3. Believe in your ability: ‘Many fighters are already defeated even before the fight starts. It’s a mental matter… I don’t mean to sound arrogant, but you need to tell yourself that you are going to win and that you can accomplish that feat. The fighter needs to be convinced of his ability. The competitive world at the highest level does not tolerate doubts, so trust your potential.’

4. Use your weight: ‘Although it seems obvious, few people do what is necessary: use their weight to crush the opponent. When I’m on top, regardless of which pass I want to use, I’m always using my body and pushing myself on top of the opponent, distributing my weight to never transmit the sensation of lightness to the opponent. There’s nothing complex or special about my passes, other than the fact that I’m constantly calculating and recalculating my position to not make room for the adversary. The logic is as follows: whoever is at the bottom needs room to move and, thus, seek replacement, sweeps, or submissions. If you give space and throw the weight back, the opponent is free to move. Now, if you project your body onto it, the guarding fighter has to absorb your weight, so it won’t move efficiently.’

5. Increase the difficulty of your training: ‘It is necessary to put yourself in really dangerous situations during training. If you train against an ineffective offense, your defense will be ineffective as well. And vice versa.’

6. It’s not about strength: ‘What I often see these days are fighters who invest a lot in muscle strength and through it manage to get rid of some attacks based on explosive force. It turns out that if they get tired they will be forced to tap out. This also creates another problem. When the subject becomes addicted to escaping a position with force and wants to get rid of it in any way, he does not learn to think about the mechanism of movement. The trick is understanding the why of things. Know why the choke is putting pressure or not. This makes it easier to position yourself, look for the opponent’s lever that offers the main support for the attack, and disarm it.’
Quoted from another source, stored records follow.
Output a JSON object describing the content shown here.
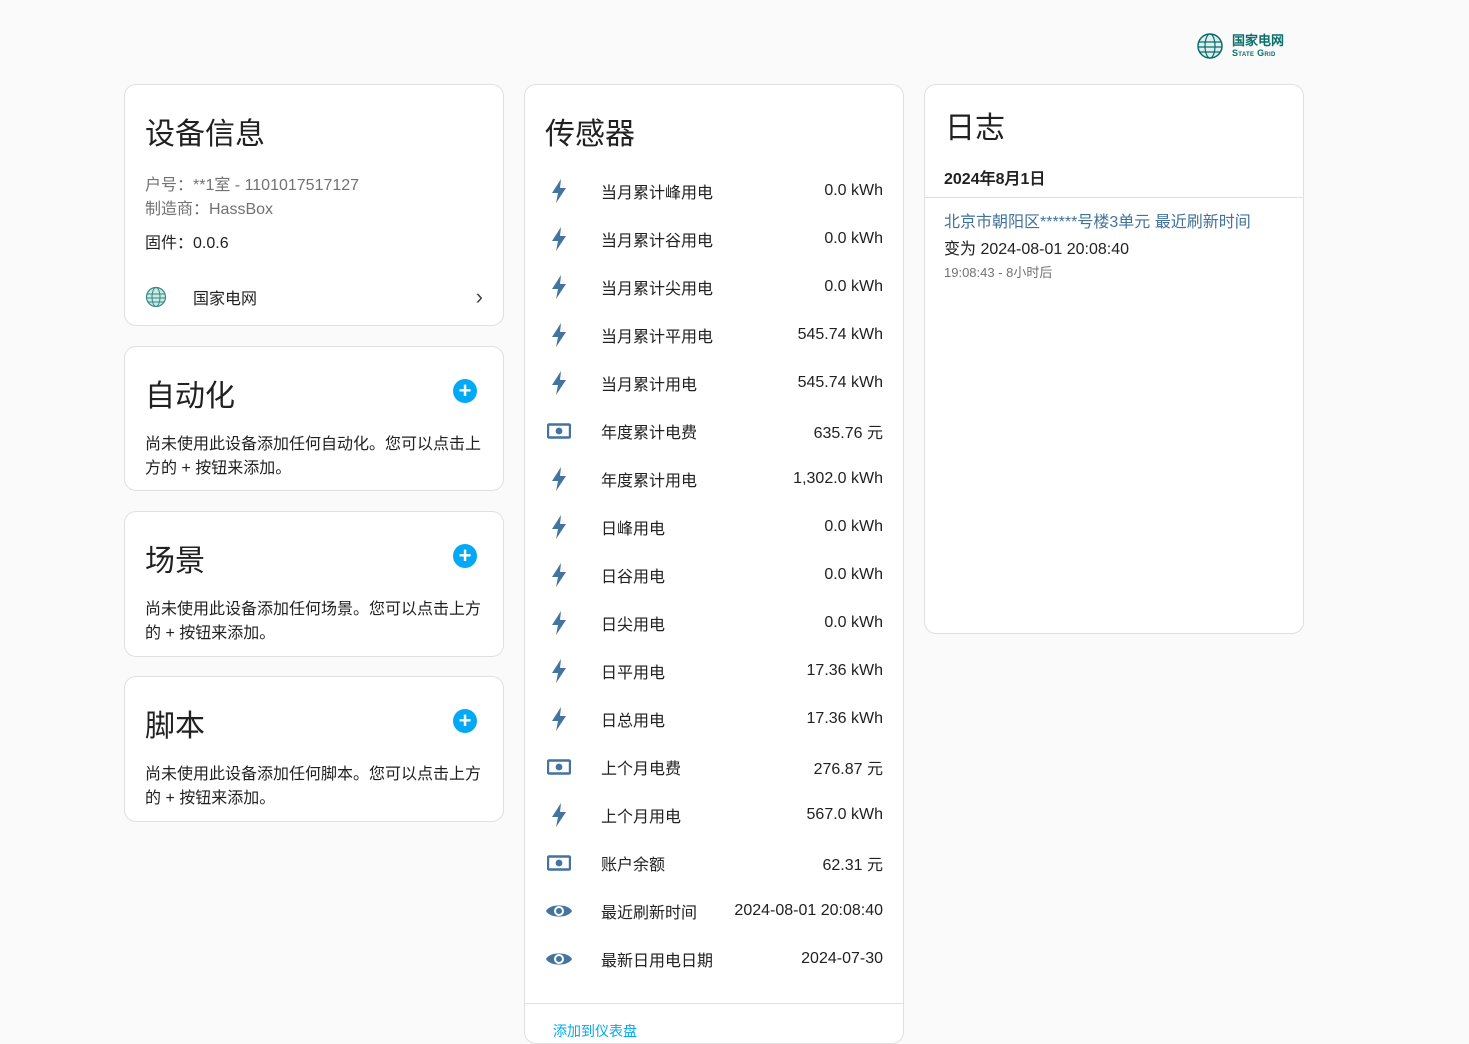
{
  "brand": {
    "cn": "国家电网",
    "en": "State Grid"
  },
  "device": {
    "title": "设备信息",
    "account": "户号：**1室 - 1101017517127",
    "manufacturer": "制造商：HassBox",
    "firmware": "固件：0.0.6",
    "integration_label": "国家电网"
  },
  "automation": {
    "title": "自动化",
    "desc": "尚未使用此设备添加任何自动化。您可以点击上方的 + 按钮来添加。"
  },
  "scene": {
    "title": "场景",
    "desc": "尚未使用此设备添加任何场景。您可以点击上方的 + 按钮来添加。"
  },
  "script": {
    "title": "脚本",
    "desc": "尚未使用此设备添加任何脚本。您可以点击上方的 + 按钮来添加。"
  },
  "sensors": {
    "title": "传感器",
    "add_link": "添加到仪表盘",
    "items": [
      {
        "icon": "flash",
        "name": "当月累计峰用电",
        "value": "0.0 kWh"
      },
      {
        "icon": "flash",
        "name": "当月累计谷用电",
        "value": "0.0 kWh"
      },
      {
        "icon": "flash",
        "name": "当月累计尖用电",
        "value": "0.0 kWh"
      },
      {
        "icon": "flash",
        "name": "当月累计平用电",
        "value": "545.74 kWh"
      },
      {
        "icon": "flash",
        "name": "当月累计用电",
        "value": "545.74 kWh"
      },
      {
        "icon": "cash",
        "name": "年度累计电费",
        "value": "635.76 元"
      },
      {
        "icon": "flash",
        "name": "年度累计用电",
        "value": "1,302.0 kWh"
      },
      {
        "icon": "flash",
        "name": "日峰用电",
        "value": "0.0 kWh"
      },
      {
        "icon": "flash",
        "name": "日谷用电",
        "value": "0.0 kWh"
      },
      {
        "icon": "flash",
        "name": "日尖用电",
        "value": "0.0 kWh"
      },
      {
        "icon": "flash",
        "name": "日平用电",
        "value": "17.36 kWh"
      },
      {
        "icon": "flash",
        "name": "日总用电",
        "value": "17.36 kWh"
      },
      {
        "icon": "cash",
        "name": "上个月电费",
        "value": "276.87 元"
      },
      {
        "icon": "flash",
        "name": "上个月用电",
        "value": "567.0 kWh"
      },
      {
        "icon": "cash",
        "name": "账户余额",
        "value": "62.31 元"
      },
      {
        "icon": "eye",
        "name": "最近刷新时间",
        "value": "2024-08-01 20:08:40"
      },
      {
        "icon": "eye",
        "name": "最新日用电日期",
        "value": "2024-07-30"
      }
    ]
  },
  "logbook": {
    "title": "日志",
    "date": "2024年8月1日",
    "entry_link": "北京市朝阳区******号楼3单元 最近刷新时间",
    "entry_msg": "变为 2024-08-01 20:08:40",
    "entry_time": "19:08:43 - 8小时后"
  },
  "colors": {
    "accent": "#03a9f4",
    "icon": "#44739e",
    "link": "#42729b"
  }
}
7. Prioritize Jiu-Jitsu: ‘To be physically prepared to fight Jiu-Jitsu, train Jiu-Jitsu as much as possible. Other activities can help, but they can also get in the way. If you do a lot of weight training, you can get stiff, and Jiu-Jitsu requires mobility and flexibility. You can run all you want, but that won’t be as effective as training several sessions with short breaks between the sparring, to get your body used to the toughness of competition. If you want to have strong grips in the gi, working out is not the main thing. It is better to train and make as much effort as possible so that they are not broken by colleagues during training.’